User Access Workflow

Here’s a simplified workflow on what happens behind the scenes.

SSHFS User Access

  • alice on Server A needs to access Server B’s storage.
  • bob has full access to Server B’s storage.
  • alice generates an ssh key pair and uses that to establish an SSH connection and impersonate Bob on Server B.
  • alice creates a mount point on Server A and can induce file read/write operations on Storage via the established SSH channel.

Setup

I have prepared two setup use cases - one based on Linux that I’m currently using and another one for macOS which I mostly did for the research. It is most certainly possible to use the sshfs on Windows, however I have not done any setup research in that direction.

Debian Linux

Install sshfs on Server A via aptitude:

sudo apt-get install sshfs

Install FUSE (Filesystem in Userspace) via aptitude:

sudo apt-get install fuse

You would need to load the fuse module via:

modprobe fuse

Check if the module is loaded via:

lsmod | grep fuse

Run ssh-keygen on Server A to generate a key pair.

Copy the public key in $HOME\.ssh\id_rsa.pub from Server A and paste it to $HOME\.ssh\authorized_keys on Server B. Or just use scp to copy the file over.

Create a target mount point and mount it to Server A, e.g.,

mkdir $HOME\mountpoint
sshfs bob@server-b:/var/storage $HOME\mountpoint

You now have access to Server B’s storage space.
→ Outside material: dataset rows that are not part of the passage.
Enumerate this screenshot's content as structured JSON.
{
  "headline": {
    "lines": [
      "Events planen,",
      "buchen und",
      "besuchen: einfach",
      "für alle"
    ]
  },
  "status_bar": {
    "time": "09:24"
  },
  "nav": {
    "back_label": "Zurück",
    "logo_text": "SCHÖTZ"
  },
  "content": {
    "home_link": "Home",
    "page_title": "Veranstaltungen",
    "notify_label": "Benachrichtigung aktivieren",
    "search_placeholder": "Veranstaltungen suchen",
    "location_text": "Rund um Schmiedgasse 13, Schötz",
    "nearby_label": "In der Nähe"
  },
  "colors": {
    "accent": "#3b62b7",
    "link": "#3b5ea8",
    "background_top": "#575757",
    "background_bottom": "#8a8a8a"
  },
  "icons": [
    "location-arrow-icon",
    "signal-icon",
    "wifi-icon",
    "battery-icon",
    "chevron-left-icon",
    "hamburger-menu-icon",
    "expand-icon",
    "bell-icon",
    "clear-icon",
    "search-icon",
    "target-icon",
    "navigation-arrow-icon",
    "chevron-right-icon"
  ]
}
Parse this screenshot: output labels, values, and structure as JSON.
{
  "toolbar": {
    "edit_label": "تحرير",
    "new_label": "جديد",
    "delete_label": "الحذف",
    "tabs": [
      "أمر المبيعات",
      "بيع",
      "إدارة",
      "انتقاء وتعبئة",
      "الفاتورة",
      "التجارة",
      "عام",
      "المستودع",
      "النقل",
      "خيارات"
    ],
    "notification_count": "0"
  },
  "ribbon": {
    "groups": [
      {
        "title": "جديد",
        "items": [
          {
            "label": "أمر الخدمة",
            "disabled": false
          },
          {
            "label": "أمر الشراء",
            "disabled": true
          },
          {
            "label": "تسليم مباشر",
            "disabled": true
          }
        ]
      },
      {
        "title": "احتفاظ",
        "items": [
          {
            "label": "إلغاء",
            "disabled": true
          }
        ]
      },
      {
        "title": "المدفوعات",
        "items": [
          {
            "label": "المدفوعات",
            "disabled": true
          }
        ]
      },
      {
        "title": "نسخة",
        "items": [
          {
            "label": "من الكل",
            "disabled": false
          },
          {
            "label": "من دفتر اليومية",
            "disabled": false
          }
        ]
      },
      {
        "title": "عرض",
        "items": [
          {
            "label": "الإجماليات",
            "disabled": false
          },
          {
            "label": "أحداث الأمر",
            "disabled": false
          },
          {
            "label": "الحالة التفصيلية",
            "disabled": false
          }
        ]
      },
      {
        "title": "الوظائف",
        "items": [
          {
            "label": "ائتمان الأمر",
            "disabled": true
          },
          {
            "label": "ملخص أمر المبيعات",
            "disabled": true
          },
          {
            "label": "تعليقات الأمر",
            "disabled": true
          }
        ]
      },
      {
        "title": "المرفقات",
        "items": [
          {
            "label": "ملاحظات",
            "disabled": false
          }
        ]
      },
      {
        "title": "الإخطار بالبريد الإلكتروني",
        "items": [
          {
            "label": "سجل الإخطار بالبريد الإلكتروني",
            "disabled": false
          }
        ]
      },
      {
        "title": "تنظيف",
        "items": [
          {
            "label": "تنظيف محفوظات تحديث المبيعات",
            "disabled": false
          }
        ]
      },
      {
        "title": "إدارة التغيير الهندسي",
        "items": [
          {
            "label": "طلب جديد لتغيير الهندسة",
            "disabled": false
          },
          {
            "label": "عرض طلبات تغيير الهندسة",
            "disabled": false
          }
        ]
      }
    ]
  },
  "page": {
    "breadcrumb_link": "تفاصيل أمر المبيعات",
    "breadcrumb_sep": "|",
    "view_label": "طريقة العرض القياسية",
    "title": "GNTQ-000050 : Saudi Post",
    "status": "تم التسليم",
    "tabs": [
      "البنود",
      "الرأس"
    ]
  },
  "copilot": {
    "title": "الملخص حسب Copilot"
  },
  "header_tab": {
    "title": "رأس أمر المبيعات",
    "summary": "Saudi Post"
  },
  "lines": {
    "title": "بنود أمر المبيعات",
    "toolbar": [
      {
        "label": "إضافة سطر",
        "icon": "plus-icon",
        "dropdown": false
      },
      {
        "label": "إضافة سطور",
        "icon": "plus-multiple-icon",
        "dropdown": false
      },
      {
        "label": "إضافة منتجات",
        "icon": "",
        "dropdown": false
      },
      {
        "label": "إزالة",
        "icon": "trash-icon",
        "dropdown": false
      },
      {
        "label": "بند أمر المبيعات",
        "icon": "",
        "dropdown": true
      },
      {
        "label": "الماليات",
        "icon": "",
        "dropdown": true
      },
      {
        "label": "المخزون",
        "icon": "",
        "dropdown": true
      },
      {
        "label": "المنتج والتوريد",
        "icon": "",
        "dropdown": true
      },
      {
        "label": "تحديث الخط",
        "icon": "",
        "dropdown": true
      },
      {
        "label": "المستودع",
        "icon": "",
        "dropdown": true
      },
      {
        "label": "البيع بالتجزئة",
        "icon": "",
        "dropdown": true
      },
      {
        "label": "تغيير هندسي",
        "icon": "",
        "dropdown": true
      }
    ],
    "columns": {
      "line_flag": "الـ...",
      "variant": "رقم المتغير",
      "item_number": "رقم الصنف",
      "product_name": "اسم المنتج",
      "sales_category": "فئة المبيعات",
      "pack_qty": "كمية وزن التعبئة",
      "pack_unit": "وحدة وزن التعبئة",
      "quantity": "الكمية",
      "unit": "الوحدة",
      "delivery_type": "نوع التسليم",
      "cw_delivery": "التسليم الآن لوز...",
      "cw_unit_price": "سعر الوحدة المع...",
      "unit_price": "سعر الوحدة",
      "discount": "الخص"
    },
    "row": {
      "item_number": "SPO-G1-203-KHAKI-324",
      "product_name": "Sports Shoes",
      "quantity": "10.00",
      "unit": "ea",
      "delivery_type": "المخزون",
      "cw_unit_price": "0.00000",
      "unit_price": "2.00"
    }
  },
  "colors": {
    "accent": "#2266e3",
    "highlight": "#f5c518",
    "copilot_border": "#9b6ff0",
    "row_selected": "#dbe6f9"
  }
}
To unmount run:

fusermount -u $HOME\mountpoint

Mount via systemd.service

It’d be great to have this run as a service, so if Server A reboots, the mount point gets setup automatically. For systems using systemd we can do that the following way:

Create a mount file in your $HOME (or any other accessible) directory.

#!/bin/sh

CMD="$1"
MNT="/home/mountpoint"
TARGET="/var/storage/"

start() {
  exec sshfs bob@server-b:$TARGET $MNT
}

stop() {
  fusermount -u $MNT
}

case $1 in
  start|stop) "$1" ;;
esac

As a root user, create a bob-mount.service file in /lib/systemd/system and add the following inside:

[Unit]
Description=Server B Mount Service
After=network.target

[Service]
User=alice
Group=alice
Type=forking
ExecStart=/home/alice/mount start
ExecStop=/home/alice/mount stop

[Install]
WantedBy=multi-user.target

Start and stop the service via:

systemctl start bob-mount
systemctl stop bob-mount

Enable the service to run at boot time:

systemctl enable bob-mount

macOS

Installation on macOS is pretty similar. Use brew to install the following:

brew install Caskroom/cask/osxfuse
brew install Caskroom/cask/sshfs

You should see FUSE for macOS in your System Preferences afterwards. To mount a share run:

mkdir $HOME\mountpoint
sshfs bob@server-b:/var/storage $HOME\mountpoint

To unmount just run:

unmount $HOME\mountpoint

An easy way to mount after reboot is to create a mount script and put it in the crontab.